§ **Your task**: Your copy must hold every line of the records word for word. It must hold no pictures.

§ **Given records**:
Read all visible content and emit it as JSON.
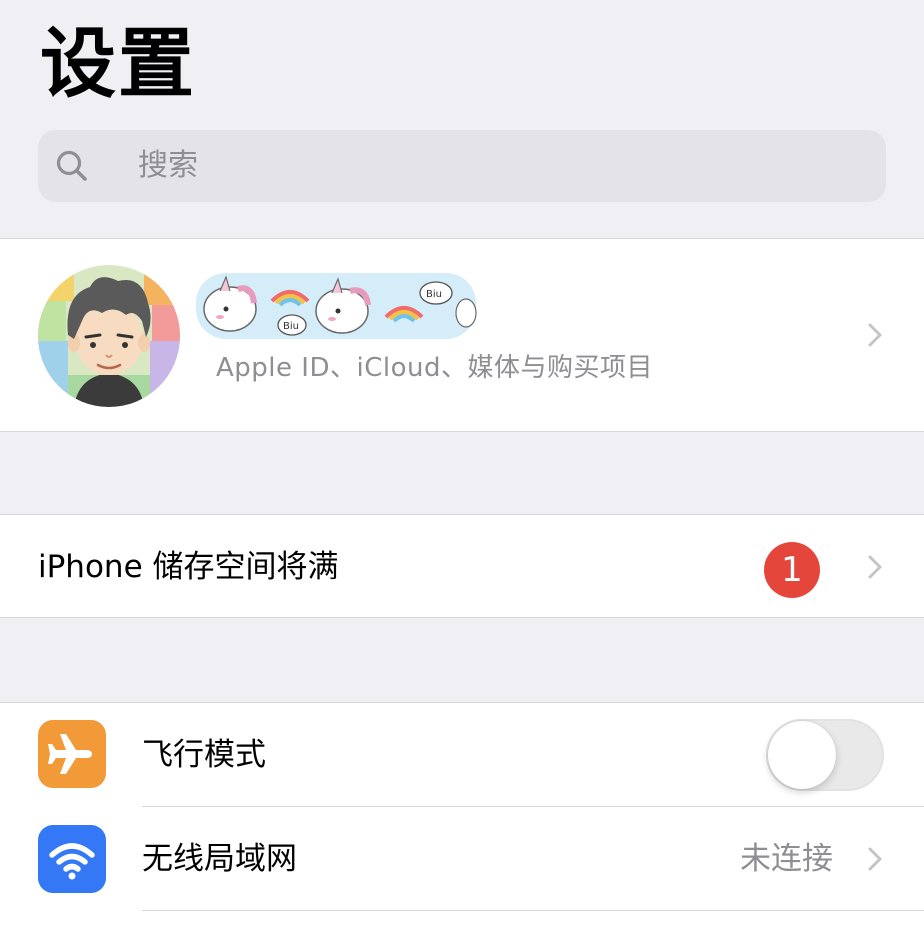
{
  "header": {
    "title": "设置"
  },
  "search": {
    "placeholder": "搜索",
    "icon": "search-icon"
  },
  "profile": {
    "subtitle": "Apple ID、iCloud、媒体与购买项目",
    "avatar": "cartoon-avatar"
  },
  "storage_alert": {
    "label": "iPhone 储存空间将满",
    "badge": "1",
    "badge_color": "#e5463b"
  },
  "settings": {
    "items": [
      {
        "label": "飞行模式",
        "icon": "airplane-icon",
        "icon_color": "#f19a37",
        "toggle_on": false
      },
      {
        "label": "无线局域网",
        "icon": "wifi-icon",
        "icon_color": "#3478f6",
        "value": "未连接"
      }
    ]
  }
}
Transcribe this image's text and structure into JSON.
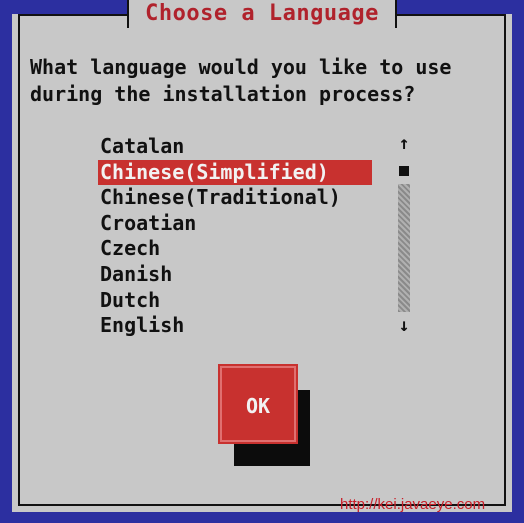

§ **Reply**:
Read all visible content and emit it as JSON.
{
  "header": {
    "title": "设置"
  },
  "search": {
    "placeholder": "搜索",
    "icon": "search-icon"
  },
  "profile": {
    "subtitle": "Apple ID、iCloud、媒体与购买项目",
    "avatar": "cartoon-avatar"
  },
  "storage_alert": {
    "label": "iPhone 储存空间将满",
    "badge": "1",
    "badge_color": "#e5463b"
  },
  "settings": {
    "items": [
      {
        "label": "飞行模式",
        "icon": "airplane-icon",
        "icon_color": "#f19a37",
        "toggle_on": false
      },
      {
        "label": "无线局域网",
        "icon": "wifi-icon",
        "icon_color": "#3478f6",
        "value": "未连接"
      }
    ]
  }
}
Transcribe this image's text and structure into JSON.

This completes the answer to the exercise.